• Prompt
Below are records. Return each one exactly as written.

• Entries shown
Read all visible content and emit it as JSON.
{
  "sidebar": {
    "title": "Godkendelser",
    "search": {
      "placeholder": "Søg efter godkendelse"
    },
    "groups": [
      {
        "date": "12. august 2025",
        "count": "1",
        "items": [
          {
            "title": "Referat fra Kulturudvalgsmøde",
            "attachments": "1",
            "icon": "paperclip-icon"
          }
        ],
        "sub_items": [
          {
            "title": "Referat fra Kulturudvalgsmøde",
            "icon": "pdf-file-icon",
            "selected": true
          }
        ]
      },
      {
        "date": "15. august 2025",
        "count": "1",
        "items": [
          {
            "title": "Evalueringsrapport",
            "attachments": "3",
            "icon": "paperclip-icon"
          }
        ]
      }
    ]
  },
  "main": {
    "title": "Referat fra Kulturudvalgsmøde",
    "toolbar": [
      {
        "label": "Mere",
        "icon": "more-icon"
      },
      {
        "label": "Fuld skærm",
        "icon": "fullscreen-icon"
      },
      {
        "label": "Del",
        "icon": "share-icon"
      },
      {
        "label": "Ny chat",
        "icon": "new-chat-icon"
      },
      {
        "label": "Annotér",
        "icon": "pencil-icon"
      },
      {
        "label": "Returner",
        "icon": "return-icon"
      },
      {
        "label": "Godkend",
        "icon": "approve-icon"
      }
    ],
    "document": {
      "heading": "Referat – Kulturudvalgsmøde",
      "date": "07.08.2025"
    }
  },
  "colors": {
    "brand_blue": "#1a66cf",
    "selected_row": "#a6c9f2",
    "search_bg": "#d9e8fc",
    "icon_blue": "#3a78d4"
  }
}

• Solution to the exercise
Read all visible content and emit it as JSON.
{
  "sidebar": {
    "title": "Godkendelser",
    "search": {
      "placeholder": "Søg efter godkendelse"
    },
    "groups": [
      {
        "date": "12. august 2025",
        "count": "1",
        "items": [
          {
            "title": "Referat fra Kulturudvalgsmøde",
            "attachments": "1",
            "icon": "paperclip-icon"
          }
        ],
        "sub_items": [
          {
            "title": "Referat fra Kulturudvalgsmøde",
            "icon": "pdf-file-icon",
            "selected": true
          }
        ]
      },
      {
        "date": "15. august 2025",
        "count": "1",
        "items": [
          {
            "title": "Evalueringsrapport",
            "attachments": "3",
            "icon": "paperclip-icon"
          }
        ]
      }
    ]
  },
  "main": {
    "title": "Referat fra Kulturudvalgsmøde",
    "toolbar": [
      {
        "label": "Mere",
        "icon": "more-icon"
      },
      {
        "label": "Fuld skærm",
        "icon": "fullscreen-icon"
      },
      {
        "label": "Del",
        "icon": "share-icon"
      },
      {
        "label": "Ny chat",
        "icon": "new-chat-icon"
      },
      {
        "label": "Annotér",
        "icon": "pencil-icon"
      },
      {
        "label": "Returner",
        "icon": "return-icon"
      },
      {
        "label": "Godkend",
        "icon": "approve-icon"
      }
    ],
    "document": {
      "heading": "Referat – Kulturudvalgsmøde",
      "date": "07.08.2025"
    }
  },
  "colors": {
    "brand_blue": "#1a66cf",
    "selected_row": "#a6c9f2",
    "search_bg": "#d9e8fc",
    "icon_blue": "#3a78d4"
  }
}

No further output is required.